Try it:
Collect every line of the records below that contains the word "this".

Records for processing:
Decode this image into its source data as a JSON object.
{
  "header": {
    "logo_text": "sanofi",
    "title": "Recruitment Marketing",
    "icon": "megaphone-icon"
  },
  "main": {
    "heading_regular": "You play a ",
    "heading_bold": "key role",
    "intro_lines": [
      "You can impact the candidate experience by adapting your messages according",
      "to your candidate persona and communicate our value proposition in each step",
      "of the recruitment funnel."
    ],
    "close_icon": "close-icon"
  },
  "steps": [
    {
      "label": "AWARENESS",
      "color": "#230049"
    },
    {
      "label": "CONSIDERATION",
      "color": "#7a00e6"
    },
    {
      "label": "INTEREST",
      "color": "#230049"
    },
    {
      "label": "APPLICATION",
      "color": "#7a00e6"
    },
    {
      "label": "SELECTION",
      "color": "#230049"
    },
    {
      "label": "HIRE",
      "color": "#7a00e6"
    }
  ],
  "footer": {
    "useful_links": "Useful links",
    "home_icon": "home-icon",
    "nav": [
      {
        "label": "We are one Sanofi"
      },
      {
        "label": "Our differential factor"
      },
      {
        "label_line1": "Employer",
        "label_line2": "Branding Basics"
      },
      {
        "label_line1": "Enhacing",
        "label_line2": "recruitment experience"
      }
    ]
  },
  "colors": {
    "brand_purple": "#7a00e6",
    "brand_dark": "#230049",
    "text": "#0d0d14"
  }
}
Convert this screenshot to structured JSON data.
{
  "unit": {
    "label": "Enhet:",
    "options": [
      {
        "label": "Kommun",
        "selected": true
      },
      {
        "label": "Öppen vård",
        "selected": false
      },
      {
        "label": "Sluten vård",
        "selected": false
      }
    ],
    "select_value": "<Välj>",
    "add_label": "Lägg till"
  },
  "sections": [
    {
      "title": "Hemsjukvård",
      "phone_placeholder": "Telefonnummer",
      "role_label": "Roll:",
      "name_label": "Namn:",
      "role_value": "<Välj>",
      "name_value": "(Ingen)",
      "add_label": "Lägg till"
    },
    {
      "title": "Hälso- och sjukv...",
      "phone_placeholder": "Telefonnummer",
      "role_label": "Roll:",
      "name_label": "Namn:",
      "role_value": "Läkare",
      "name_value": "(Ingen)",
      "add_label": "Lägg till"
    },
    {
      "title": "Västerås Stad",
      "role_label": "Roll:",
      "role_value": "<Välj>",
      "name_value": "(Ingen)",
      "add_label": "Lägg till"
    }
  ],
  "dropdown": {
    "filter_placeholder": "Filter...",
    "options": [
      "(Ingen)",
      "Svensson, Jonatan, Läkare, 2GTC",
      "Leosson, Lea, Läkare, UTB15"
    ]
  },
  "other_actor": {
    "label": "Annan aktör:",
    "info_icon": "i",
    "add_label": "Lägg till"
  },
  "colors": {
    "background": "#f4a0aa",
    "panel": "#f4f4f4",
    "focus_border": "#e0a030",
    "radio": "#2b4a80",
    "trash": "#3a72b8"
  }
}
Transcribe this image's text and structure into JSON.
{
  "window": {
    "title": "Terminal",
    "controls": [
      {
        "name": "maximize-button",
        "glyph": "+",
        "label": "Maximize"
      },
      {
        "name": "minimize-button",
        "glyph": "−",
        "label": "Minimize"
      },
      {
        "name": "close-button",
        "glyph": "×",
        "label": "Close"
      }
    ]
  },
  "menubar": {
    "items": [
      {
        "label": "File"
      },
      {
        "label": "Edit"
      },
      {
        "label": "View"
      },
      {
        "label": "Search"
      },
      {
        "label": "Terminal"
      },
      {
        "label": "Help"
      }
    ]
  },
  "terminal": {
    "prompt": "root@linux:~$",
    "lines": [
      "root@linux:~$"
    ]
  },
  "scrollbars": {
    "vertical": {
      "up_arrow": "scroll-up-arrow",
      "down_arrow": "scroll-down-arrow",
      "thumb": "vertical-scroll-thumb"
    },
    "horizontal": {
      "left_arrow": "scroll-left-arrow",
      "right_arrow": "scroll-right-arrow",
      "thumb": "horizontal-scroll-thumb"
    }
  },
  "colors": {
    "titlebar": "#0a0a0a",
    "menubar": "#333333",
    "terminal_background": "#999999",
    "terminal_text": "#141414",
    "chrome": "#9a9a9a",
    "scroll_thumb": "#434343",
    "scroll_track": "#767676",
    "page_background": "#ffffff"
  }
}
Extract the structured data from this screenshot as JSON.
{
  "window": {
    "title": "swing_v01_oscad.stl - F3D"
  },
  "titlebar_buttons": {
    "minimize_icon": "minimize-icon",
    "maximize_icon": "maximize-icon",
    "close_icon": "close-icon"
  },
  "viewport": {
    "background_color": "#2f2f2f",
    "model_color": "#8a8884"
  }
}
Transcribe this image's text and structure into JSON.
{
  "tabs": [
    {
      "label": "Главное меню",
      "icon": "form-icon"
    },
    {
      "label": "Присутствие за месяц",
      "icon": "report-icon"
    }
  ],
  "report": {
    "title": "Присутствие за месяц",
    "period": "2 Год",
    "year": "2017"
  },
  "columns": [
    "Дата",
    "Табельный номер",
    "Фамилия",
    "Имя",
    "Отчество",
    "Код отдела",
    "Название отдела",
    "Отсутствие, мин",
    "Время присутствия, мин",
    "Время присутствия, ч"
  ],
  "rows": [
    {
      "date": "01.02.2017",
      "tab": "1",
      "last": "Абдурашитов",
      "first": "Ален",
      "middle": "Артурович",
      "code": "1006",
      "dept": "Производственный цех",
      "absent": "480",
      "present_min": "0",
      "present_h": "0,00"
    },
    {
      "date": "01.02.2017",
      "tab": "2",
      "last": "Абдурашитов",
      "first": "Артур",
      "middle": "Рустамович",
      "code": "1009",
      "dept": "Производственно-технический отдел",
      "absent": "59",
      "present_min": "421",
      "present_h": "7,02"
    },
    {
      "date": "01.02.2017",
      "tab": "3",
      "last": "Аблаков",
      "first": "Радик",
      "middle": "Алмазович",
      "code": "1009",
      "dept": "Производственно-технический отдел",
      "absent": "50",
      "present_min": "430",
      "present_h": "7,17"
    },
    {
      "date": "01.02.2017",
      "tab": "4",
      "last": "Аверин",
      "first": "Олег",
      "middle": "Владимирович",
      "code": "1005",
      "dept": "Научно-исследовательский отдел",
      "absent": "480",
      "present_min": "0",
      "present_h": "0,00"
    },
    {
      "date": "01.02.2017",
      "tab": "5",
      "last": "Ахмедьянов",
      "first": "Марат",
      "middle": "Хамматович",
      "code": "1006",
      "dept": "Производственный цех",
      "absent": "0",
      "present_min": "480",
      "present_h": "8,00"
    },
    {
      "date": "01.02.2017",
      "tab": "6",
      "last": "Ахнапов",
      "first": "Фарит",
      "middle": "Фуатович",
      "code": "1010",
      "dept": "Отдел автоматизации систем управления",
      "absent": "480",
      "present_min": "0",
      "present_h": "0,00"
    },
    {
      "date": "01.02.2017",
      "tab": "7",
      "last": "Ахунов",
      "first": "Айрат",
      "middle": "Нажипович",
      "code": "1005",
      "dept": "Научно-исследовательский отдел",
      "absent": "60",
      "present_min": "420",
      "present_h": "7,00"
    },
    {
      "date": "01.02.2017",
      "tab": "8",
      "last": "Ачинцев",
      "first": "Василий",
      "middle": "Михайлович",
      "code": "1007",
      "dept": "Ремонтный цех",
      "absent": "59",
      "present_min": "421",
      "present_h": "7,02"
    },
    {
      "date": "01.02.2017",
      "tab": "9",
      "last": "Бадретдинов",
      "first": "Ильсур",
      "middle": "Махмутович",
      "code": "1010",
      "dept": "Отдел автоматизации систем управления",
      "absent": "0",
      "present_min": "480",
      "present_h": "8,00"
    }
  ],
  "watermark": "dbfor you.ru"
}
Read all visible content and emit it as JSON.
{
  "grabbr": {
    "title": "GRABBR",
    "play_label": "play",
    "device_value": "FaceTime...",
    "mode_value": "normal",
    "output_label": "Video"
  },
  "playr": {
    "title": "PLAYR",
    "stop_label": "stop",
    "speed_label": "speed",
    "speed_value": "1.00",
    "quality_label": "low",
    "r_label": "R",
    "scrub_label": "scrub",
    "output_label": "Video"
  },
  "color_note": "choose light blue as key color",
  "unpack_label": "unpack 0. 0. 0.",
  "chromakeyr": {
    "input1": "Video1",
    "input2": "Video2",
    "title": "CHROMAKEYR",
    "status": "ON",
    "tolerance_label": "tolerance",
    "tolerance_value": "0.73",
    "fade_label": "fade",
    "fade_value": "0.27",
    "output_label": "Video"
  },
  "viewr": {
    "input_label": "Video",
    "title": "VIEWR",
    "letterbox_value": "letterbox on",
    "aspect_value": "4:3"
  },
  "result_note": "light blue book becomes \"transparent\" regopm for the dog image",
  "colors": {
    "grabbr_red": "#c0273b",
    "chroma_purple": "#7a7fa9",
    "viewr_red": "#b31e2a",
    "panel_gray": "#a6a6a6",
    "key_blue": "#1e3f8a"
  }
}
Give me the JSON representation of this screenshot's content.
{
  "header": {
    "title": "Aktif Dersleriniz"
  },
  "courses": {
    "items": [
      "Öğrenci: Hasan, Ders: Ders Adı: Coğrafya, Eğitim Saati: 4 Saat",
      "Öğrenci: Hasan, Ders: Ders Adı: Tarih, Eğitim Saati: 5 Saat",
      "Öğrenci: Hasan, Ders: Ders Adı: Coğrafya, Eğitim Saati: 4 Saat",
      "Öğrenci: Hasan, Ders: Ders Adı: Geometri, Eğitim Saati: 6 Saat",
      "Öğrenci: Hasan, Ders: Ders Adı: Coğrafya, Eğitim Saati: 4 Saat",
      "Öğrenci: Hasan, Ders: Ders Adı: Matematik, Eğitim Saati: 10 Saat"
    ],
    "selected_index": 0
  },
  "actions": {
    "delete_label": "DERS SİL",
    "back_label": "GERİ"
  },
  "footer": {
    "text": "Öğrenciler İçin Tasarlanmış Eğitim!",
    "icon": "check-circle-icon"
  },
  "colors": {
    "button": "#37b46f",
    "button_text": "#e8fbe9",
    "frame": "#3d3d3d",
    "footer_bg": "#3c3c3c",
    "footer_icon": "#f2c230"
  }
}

Result of the exercise:
Decode this image into its source data as a JSON object.
Convert this screenshot to structured JSON data.
Transcribe this image's text and structure into JSON.
Extract the structured data from this screenshot as JSON.
Transcribe this image's text and structure into JSON.
Give me the JSON representation of this screenshot's content.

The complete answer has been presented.